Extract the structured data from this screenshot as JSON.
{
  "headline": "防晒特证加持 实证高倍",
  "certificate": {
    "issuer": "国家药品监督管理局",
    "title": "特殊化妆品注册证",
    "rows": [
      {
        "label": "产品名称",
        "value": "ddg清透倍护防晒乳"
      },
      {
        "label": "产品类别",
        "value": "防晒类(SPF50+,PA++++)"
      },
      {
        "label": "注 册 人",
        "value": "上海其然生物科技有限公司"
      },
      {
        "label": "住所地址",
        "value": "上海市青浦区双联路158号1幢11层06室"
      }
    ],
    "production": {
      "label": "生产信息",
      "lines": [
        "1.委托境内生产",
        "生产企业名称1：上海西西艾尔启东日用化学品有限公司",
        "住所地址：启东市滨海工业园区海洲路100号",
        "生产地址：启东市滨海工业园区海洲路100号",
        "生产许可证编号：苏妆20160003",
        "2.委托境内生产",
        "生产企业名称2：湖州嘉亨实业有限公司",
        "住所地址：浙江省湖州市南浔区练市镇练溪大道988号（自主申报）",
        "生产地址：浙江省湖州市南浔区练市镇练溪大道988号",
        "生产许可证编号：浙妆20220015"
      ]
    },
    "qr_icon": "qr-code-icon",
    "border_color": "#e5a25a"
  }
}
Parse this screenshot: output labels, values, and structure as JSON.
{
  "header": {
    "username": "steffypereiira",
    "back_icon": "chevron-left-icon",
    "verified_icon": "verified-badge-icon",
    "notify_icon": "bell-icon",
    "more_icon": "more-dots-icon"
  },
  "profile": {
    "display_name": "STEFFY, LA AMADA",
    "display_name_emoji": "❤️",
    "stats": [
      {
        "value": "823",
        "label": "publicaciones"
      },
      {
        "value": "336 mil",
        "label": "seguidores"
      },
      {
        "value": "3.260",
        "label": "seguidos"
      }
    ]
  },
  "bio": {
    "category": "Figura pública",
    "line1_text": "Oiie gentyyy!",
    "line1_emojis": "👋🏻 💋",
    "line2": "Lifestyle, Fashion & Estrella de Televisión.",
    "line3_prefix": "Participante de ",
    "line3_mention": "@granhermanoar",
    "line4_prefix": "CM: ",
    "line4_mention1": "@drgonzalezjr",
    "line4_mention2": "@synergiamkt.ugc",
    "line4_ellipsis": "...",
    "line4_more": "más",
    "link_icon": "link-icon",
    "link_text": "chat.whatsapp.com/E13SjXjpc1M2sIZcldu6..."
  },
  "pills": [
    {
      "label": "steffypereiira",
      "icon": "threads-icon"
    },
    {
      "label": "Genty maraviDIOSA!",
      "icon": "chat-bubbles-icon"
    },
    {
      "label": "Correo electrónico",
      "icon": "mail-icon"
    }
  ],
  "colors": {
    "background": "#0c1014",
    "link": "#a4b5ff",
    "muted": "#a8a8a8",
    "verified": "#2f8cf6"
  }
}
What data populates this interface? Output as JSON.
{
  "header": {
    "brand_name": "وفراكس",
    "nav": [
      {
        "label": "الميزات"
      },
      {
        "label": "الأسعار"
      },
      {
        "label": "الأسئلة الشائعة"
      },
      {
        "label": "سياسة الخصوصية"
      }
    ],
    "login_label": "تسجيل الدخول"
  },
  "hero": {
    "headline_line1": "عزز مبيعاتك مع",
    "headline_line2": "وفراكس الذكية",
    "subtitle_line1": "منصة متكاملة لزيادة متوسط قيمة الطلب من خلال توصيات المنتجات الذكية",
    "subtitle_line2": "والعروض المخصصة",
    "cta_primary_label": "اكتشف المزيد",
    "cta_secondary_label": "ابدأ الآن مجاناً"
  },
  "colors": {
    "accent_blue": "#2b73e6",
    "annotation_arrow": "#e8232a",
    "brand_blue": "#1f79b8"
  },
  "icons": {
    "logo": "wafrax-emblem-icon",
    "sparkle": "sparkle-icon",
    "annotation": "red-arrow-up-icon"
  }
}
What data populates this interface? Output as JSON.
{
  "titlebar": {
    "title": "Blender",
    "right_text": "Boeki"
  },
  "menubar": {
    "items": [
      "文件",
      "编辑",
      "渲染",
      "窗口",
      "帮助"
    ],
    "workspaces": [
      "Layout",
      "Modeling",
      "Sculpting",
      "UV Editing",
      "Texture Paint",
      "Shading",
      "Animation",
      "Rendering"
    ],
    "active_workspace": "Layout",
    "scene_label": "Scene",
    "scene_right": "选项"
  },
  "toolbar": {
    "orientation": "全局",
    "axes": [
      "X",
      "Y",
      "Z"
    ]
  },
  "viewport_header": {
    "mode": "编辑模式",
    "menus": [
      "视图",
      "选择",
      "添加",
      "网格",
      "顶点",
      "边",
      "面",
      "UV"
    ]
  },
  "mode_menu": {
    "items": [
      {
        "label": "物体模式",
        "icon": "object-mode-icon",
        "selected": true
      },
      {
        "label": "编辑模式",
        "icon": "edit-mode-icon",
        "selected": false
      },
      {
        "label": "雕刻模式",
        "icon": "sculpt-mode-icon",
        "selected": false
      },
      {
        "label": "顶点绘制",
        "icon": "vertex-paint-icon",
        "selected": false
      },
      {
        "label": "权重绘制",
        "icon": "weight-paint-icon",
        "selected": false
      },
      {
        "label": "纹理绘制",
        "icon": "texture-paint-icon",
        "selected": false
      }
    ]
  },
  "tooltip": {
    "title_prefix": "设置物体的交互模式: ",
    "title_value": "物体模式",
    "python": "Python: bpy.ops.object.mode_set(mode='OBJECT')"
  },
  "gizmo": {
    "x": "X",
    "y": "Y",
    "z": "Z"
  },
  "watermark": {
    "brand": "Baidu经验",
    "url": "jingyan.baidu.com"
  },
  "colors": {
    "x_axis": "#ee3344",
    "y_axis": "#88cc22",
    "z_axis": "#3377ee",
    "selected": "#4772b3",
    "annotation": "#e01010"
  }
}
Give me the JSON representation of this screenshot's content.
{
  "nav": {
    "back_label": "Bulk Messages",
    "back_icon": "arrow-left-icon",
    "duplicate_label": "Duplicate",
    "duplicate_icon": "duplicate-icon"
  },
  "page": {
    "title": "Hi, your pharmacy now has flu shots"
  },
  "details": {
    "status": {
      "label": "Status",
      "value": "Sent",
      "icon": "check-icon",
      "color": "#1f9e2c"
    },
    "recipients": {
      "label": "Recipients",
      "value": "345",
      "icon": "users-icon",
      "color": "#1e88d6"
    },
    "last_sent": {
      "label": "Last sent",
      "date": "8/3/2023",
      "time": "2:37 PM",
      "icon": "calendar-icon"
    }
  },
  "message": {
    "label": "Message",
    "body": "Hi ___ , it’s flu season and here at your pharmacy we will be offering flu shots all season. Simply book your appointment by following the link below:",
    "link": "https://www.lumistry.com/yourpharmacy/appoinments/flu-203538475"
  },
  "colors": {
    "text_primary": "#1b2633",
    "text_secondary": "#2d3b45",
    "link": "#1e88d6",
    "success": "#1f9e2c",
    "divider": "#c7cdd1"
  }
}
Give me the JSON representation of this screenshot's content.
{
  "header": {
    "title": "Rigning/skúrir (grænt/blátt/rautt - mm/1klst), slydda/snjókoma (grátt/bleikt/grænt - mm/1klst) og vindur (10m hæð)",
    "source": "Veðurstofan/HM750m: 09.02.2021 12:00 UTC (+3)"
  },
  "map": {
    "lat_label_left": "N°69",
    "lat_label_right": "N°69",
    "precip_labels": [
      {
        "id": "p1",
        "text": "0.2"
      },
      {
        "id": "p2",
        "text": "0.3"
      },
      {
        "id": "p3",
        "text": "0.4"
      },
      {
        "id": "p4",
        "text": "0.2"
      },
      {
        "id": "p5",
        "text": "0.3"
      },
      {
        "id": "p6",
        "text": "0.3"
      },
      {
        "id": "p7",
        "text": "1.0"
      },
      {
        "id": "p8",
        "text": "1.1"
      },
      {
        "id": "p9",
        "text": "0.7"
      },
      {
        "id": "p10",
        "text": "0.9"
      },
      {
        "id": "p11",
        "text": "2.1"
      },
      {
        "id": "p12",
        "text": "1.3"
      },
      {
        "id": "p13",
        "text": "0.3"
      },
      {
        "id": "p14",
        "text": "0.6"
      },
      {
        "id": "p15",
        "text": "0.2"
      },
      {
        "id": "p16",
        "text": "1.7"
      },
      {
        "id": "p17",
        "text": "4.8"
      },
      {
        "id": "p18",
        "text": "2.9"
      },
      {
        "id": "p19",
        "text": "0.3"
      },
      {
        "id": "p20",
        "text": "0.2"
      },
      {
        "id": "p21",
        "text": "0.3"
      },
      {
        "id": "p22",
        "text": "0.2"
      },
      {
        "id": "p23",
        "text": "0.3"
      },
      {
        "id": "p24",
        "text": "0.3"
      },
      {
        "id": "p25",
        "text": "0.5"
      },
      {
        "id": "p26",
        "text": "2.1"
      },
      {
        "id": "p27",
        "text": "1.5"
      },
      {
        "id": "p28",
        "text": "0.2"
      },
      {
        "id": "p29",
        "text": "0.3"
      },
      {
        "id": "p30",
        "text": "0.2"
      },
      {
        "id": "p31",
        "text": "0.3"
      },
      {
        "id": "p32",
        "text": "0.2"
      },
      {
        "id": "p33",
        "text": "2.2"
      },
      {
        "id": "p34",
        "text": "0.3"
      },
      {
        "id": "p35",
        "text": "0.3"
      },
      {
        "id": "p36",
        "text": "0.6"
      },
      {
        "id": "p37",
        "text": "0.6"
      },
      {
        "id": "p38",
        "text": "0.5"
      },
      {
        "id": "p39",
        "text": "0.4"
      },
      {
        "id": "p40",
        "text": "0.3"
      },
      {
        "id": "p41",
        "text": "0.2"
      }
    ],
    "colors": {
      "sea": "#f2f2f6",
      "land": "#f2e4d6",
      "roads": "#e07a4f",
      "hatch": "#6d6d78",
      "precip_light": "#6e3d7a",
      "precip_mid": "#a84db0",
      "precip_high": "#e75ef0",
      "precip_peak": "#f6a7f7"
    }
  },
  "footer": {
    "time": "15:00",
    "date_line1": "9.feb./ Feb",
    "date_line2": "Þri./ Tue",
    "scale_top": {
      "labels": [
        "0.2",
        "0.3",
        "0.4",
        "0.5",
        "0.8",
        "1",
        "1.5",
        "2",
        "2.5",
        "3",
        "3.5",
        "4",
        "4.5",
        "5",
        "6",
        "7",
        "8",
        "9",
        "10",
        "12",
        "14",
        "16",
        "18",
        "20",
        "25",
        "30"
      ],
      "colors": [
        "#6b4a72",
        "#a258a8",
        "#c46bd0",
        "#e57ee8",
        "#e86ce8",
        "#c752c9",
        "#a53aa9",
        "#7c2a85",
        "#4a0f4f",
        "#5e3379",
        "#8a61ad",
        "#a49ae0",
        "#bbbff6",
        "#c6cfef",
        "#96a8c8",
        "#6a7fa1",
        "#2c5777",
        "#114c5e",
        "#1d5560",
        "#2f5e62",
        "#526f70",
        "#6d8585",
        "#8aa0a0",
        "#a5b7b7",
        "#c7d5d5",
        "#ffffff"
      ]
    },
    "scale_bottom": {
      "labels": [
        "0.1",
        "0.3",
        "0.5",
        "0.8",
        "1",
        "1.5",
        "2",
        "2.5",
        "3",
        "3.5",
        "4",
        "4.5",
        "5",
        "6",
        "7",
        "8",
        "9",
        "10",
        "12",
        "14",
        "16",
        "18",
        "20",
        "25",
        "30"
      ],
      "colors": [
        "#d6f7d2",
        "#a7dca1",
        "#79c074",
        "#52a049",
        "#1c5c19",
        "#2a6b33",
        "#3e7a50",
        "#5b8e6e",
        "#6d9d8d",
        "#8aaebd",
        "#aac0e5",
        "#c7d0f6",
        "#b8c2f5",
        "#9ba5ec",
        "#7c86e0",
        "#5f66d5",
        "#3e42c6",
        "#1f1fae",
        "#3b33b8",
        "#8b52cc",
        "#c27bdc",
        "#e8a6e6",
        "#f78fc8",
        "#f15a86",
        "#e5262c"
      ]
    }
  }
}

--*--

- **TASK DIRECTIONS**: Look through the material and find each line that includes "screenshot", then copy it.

- **PROBLEM SOLUTION**:
Extract the structured data from this screenshot as JSON.
Parse this screenshot: output labels, values, and structure as JSON.
Give me the JSON representation of this screenshot's content.
Give me the JSON representation of this screenshot's content.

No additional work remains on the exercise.